What needs to be done: In the listing below, find each line that holds "RIESGO" and list it.

Data excerpts:
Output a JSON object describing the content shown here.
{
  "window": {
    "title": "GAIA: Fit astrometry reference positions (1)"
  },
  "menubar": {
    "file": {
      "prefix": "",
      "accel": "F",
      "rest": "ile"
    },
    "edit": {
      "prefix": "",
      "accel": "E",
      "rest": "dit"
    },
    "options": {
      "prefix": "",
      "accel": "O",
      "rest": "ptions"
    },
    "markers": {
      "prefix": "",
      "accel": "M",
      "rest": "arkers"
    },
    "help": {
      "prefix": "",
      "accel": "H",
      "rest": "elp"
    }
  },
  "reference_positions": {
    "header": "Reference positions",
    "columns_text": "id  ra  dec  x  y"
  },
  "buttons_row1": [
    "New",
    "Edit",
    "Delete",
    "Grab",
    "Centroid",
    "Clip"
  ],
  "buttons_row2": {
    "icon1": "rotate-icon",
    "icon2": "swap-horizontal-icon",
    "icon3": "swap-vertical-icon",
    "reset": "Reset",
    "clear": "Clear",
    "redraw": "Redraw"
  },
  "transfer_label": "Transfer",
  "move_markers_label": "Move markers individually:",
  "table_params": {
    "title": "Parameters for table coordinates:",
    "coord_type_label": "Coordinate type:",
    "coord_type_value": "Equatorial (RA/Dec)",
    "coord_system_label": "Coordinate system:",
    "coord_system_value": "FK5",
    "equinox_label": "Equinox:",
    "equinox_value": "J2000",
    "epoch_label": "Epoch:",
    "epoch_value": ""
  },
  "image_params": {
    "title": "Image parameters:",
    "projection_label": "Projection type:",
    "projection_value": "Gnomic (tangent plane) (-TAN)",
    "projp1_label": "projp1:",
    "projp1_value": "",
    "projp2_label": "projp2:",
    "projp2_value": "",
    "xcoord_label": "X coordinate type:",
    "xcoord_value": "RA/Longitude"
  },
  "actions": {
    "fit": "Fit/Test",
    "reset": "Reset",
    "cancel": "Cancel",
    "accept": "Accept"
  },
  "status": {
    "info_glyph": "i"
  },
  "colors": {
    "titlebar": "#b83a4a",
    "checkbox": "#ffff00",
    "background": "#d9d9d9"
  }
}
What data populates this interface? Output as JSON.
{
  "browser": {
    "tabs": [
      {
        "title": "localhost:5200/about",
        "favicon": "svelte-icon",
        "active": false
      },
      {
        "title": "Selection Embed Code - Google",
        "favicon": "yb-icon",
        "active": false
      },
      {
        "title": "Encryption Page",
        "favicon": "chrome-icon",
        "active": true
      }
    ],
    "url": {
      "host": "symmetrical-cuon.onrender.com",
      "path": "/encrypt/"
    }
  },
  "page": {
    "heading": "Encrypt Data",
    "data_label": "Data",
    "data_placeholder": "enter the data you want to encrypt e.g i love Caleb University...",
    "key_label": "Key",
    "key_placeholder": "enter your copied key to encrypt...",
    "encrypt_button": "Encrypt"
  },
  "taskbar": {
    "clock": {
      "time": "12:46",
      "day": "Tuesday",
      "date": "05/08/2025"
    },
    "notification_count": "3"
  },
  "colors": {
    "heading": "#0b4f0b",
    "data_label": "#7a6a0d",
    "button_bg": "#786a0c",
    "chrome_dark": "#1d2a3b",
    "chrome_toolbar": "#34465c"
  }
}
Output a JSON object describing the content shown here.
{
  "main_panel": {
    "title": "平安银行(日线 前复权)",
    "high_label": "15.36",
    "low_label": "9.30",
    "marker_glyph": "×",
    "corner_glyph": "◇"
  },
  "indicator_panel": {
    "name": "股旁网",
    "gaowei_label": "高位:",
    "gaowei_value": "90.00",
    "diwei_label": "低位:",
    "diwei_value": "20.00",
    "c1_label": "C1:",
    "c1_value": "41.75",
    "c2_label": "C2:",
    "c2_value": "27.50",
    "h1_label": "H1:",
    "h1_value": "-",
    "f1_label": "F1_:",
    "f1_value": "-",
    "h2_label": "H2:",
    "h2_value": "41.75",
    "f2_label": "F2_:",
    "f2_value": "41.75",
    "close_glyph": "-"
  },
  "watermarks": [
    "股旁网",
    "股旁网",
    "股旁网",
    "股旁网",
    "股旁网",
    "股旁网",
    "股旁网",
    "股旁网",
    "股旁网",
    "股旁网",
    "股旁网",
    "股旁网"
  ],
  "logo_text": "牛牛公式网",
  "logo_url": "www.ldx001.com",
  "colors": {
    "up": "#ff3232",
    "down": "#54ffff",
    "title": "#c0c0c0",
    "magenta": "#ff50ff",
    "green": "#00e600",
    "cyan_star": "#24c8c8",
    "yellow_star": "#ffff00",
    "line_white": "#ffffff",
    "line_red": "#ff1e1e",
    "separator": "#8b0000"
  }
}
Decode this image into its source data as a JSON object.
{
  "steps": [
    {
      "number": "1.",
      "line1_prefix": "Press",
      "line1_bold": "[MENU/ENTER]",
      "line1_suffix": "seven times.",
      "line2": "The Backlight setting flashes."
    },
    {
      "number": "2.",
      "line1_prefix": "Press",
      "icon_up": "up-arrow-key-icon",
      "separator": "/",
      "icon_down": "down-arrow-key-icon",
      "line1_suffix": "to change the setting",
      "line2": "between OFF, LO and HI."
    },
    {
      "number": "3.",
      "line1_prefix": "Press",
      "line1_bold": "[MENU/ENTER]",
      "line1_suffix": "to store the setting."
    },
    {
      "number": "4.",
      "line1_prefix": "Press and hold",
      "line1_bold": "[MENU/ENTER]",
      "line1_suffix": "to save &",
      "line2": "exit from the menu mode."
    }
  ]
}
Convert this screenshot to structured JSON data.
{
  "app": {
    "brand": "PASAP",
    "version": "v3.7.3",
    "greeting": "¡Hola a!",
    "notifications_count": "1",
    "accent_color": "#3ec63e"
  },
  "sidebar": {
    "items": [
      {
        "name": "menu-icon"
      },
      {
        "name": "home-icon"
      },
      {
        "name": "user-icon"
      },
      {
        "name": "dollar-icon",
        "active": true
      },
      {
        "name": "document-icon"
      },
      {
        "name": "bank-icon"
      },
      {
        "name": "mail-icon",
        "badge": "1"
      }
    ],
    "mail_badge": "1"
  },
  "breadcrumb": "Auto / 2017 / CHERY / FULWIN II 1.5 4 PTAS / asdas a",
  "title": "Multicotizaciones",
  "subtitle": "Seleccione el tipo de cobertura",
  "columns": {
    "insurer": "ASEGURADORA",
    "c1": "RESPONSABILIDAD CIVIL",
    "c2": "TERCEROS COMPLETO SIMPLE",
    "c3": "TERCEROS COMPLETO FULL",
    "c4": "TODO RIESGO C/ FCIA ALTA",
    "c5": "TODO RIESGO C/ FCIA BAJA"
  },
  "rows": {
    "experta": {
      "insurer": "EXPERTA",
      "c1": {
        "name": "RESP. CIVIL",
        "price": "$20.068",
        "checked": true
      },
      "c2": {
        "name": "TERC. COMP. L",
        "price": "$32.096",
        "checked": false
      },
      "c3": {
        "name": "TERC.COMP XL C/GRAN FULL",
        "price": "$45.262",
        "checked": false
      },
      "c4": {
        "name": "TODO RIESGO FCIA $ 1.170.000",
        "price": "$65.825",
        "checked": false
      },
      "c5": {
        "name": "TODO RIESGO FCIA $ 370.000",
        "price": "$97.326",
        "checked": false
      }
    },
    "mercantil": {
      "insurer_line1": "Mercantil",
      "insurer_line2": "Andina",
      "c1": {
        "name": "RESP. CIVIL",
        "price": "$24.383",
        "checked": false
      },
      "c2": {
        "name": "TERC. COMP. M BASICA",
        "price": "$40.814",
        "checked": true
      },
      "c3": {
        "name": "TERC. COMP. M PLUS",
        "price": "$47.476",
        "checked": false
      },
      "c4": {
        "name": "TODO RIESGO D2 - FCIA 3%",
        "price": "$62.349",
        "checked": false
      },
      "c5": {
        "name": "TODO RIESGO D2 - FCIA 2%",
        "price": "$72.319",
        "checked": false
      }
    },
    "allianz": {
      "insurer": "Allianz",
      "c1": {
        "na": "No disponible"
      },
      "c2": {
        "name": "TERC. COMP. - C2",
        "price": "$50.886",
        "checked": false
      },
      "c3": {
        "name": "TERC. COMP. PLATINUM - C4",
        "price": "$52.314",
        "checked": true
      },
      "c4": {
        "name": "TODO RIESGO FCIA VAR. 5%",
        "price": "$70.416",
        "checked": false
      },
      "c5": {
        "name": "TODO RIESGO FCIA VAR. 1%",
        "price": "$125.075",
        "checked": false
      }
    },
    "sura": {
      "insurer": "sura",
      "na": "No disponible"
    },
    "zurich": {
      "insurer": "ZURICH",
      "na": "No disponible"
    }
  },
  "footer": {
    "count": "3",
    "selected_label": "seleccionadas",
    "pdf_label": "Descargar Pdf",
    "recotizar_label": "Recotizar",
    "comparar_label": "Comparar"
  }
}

Exercise output:
    "c4": "TODO RIESGO C/ FCIA ALTA",
    "c5": "TODO RIESGO C/ FCIA BAJA"
        "name": "TODO RIESGO FCIA $ 1.170.000",
        "name": "TODO RIESGO FCIA $ 370.000",
        "name": "TODO RIESGO D2 - FCIA 3%",
        "name": "TODO RIESGO D2 - FCIA 2%",
        "name": "TODO RIESGO FCIA VAR. 5%",
        "name": "TODO RIESGO FCIA VAR. 1%",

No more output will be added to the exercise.